== Source data

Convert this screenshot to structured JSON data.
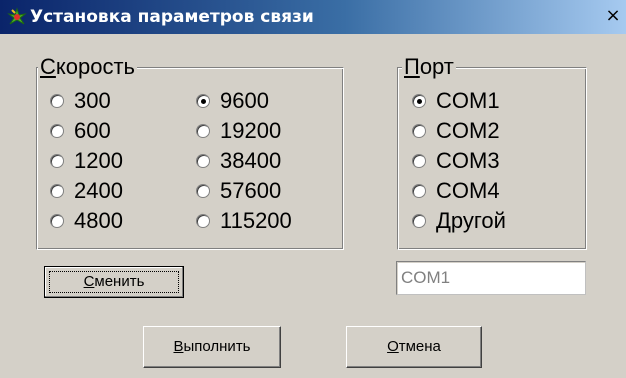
{
  "window": {
    "title": "Установка параметров связи",
    "close_glyph": "×"
  },
  "speed": {
    "legend": "Скорость",
    "options": [
      "300",
      "600",
      "1200",
      "2400",
      "4800",
      "9600",
      "19200",
      "38400",
      "57600",
      "115200"
    ],
    "selected": "9600"
  },
  "port": {
    "legend": "Порт",
    "options": [
      "COM1",
      "COM2",
      "COM3",
      "COM4",
      "Другой"
    ],
    "selected": "COM1",
    "custom_value": "COM1"
  },
  "buttons": {
    "change": "Сменить",
    "execute": "Выполнить",
    "cancel": "Отмена"
  },
  "colors": {
    "dialog_bg": "#d4d0c8",
    "titlebar_start": "#0a246a",
    "titlebar_end": "#a6caf0"
  },
  "icons": {
    "title": "app-icon"
  }
}
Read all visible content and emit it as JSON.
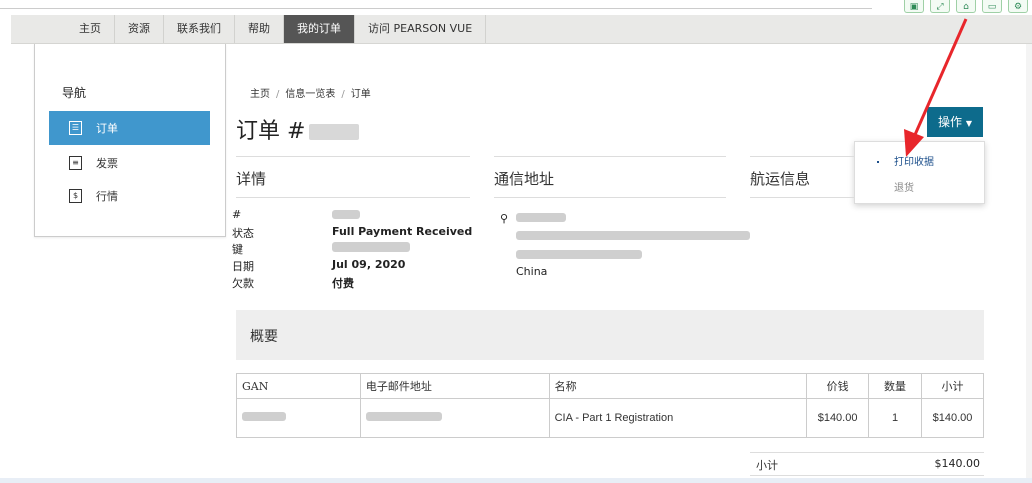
{
  "nav": {
    "items": [
      {
        "label": "主页",
        "active": false
      },
      {
        "label": "资源",
        "active": false
      },
      {
        "label": "联系我们",
        "active": false
      },
      {
        "label": "帮助",
        "active": false
      },
      {
        "label": "我的订单",
        "active": true
      },
      {
        "label": "访问 PEARSON VUE",
        "active": false
      }
    ]
  },
  "sidebar": {
    "title": "导航",
    "items": [
      {
        "label": "订单",
        "icon": "order-icon",
        "active": true
      },
      {
        "label": "发票",
        "icon": "invoice-icon",
        "active": false
      },
      {
        "label": "行情",
        "icon": "quote-icon",
        "active": false
      }
    ]
  },
  "breadcrumb": {
    "home": "主页",
    "list": "信息一览表",
    "current": "订单"
  },
  "page": {
    "title_prefix": "订单 #"
  },
  "actions": {
    "button_label": "操作",
    "menu": [
      {
        "label": "打印收据"
      },
      {
        "label": "退货"
      }
    ]
  },
  "sections": {
    "details": "详情",
    "mailing": "通信地址",
    "shipping": "航运信息",
    "summary": "概要"
  },
  "details": {
    "labels": {
      "number": "#",
      "status": "状态",
      "key": "键",
      "date": "日期",
      "balance": "欠款"
    },
    "values": {
      "status": "Full Payment Received",
      "date": "Jul 09, 2020",
      "balance": "付费"
    }
  },
  "address": {
    "country": "China"
  },
  "table": {
    "headers": [
      "GAN",
      "电子邮件地址",
      "名称",
      "价钱",
      "数量",
      "小计"
    ],
    "rows": [
      {
        "name": "CIA - Part 1 Registration",
        "price": "$140.00",
        "qty": "1",
        "subtotal": "$140.00"
      }
    ]
  },
  "totals": {
    "subtotal_label": "小计",
    "subtotal_value": "$140.00"
  },
  "colors": {
    "accent": "#4097cd",
    "button": "#0d6b8c",
    "arrow": "#e8262b",
    "nav_active": "#555555"
  }
}
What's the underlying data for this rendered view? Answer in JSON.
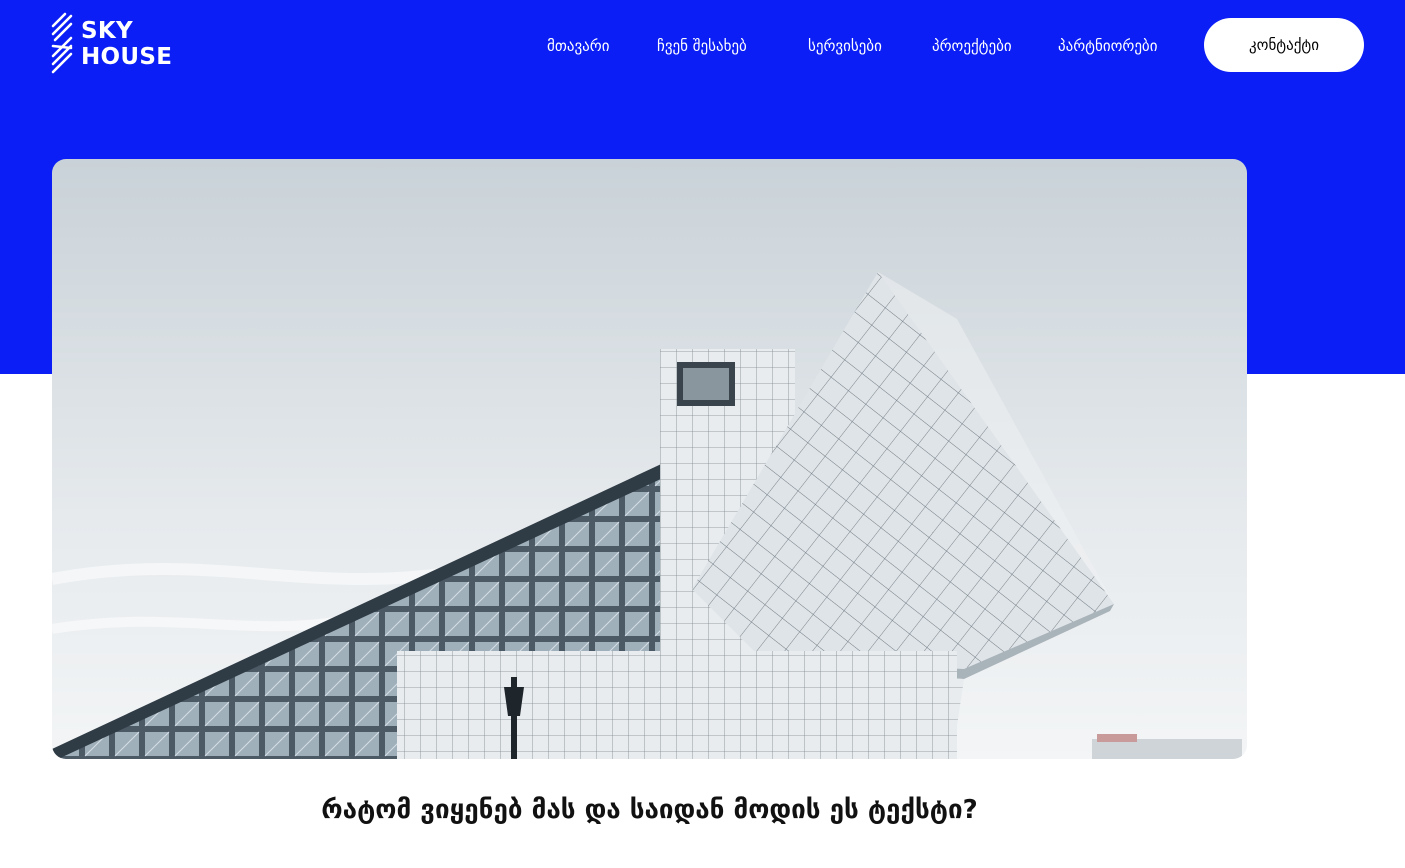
{
  "brand": {
    "name_line1": "SKY",
    "name_line2": "HOUSE",
    "logo_icon": "diagonal-stripes-logo-icon"
  },
  "nav": {
    "items": [
      {
        "label": "მთავარი"
      },
      {
        "label": "ჩვენ შესახებ"
      },
      {
        "label": "სერვისები"
      },
      {
        "label": "პროექტები"
      },
      {
        "label": "პარტნიორები"
      }
    ],
    "contact_label": "კონტაქტი"
  },
  "hero": {
    "image_subject": "modern-glass-building-photo"
  },
  "article": {
    "title": "რატომ ვიყენებ მას და საიდან მოდის ეს ტექსტი?"
  },
  "colors": {
    "brand_blue": "#0a1ef5",
    "white": "#ffffff",
    "text_dark": "#111111"
  }
}
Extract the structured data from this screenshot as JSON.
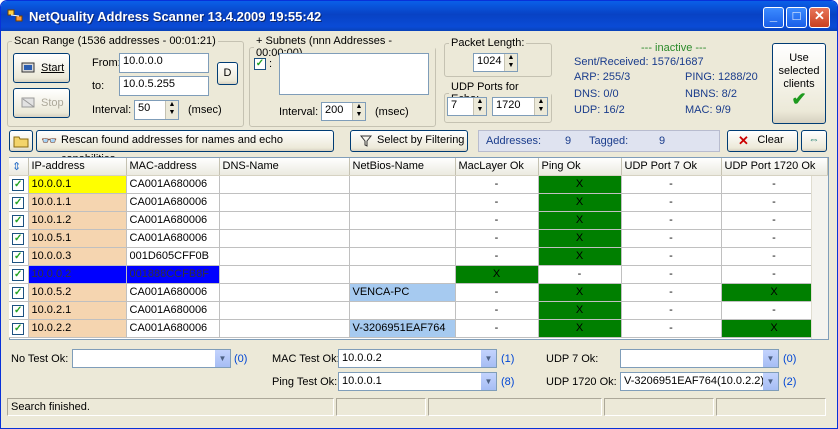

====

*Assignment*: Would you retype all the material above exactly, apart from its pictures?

*Result for this task*:
Convert this screenshot to structured JSON data.
{
  "window": {
    "title": "Установка параметров связи",
    "close_glyph": "×"
  },
  "speed": {
    "legend": "Скорость",
    "options": [
      "300",
      "600",
      "1200",
      "2400",
      "4800",
      "9600",
      "19200",
      "38400",
      "57600",
      "115200"
    ],
    "selected": "9600"
  },
  "port": {
    "legend": "Порт",
    "options": [
      "COM1",
      "COM2",
      "COM3",
      "COM4",
      "Другой"
    ],
    "selected": "COM1",
    "custom_value": "COM1"
  },
  "buttons": {
    "change": "Сменить",
    "execute": "Выполнить",
    "cancel": "Отмена"
  },
  "colors": {
    "dialog_bg": "#d4d0c8",
    "titlebar_start": "#0a246a",
    "titlebar_end": "#a6caf0"
  },
  "icons": {
    "title": "app-icon"
  }
}
Read all visible content and emit it as JSON.
{
  "nav": {
    "items": [
      {
        "label": "主页",
        "active": false
      },
      {
        "label": "资源",
        "active": false
      },
      {
        "label": "联系我们",
        "active": false
      },
      {
        "label": "帮助",
        "active": false
      },
      {
        "label": "我的订单",
        "active": true
      },
      {
        "label": "访问 PEARSON VUE",
        "active": false
      }
    ]
  },
  "sidebar": {
    "title": "导航",
    "items": [
      {
        "label": "订单",
        "icon": "order-icon",
        "active": true
      },
      {
        "label": "发票",
        "icon": "invoice-icon",
        "active": false
      },
      {
        "label": "行情",
        "icon": "quote-icon",
        "active": false
      }
    ]
  },
  "breadcrumb": {
    "home": "主页",
    "list": "信息一览表",
    "current": "订单"
  },
  "page": {
    "title_prefix": "订单 #"
  },
  "actions": {
    "button_label": "操作",
    "menu": [
      {
        "label": "打印收据"
      },
      {
        "label": "退货"
      }
    ]
  },
  "sections": {
    "details": "详情",
    "mailing": "通信地址",
    "shipping": "航运信息",
    "summary": "概要"
  },
  "details": {
    "labels": {
      "number": "#",
      "status": "状态",
      "key": "键",
      "date": "日期",
      "balance": "欠款"
    },
    "values": {
      "status": "Full Payment Received",
      "date": "Jul 09, 2020",
      "balance": "付费"
    }
  },
  "address": {
    "country": "China"
  },
  "table": {
    "headers": [
      "GAN",
      "电子邮件地址",
      "名称",
      "价钱",
      "数量",
      "小计"
    ],
    "rows": [
      {
        "name": "CIA - Part 1 Registration",
        "price": "$140.00",
        "qty": "1",
        "subtotal": "$140.00"
      }
    ]
  },
  "totals": {
    "subtotal_label": "小计",
    "subtotal_value": "$140.00"
  },
  "colors": {
    "accent": "#4097cd",
    "button": "#0d6b8c",
    "arrow": "#e8262b",
    "nav_active": "#555555"
  }
}
What's the underlying data for this rendered view? Answer in JSON.
{
  "brand": {
    "name_line1": "SKY",
    "name_line2": "HOUSE",
    "logo_icon": "diagonal-stripes-logo-icon"
  },
  "nav": {
    "items": [
      {
        "label": "მთავარი"
      },
      {
        "label": "ჩვენ შესახებ"
      },
      {
        "label": "სერვისები"
      },
      {
        "label": "პროექტები"
      },
      {
        "label": "პარტნიორები"
      }
    ],
    "contact_label": "კონტაქტი"
  },
  "hero": {
    "image_subject": "modern-glass-building-photo"
  },
  "article": {
    "title": "რატომ ვიყენებ მას და საიდან მოდის ეს ტექსტი?"
  },
  "colors": {
    "brand_blue": "#0a1ef5",
    "white": "#ffffff",
    "text_dark": "#111111"
  }
}
Extract the structured data from this screenshot as JSON.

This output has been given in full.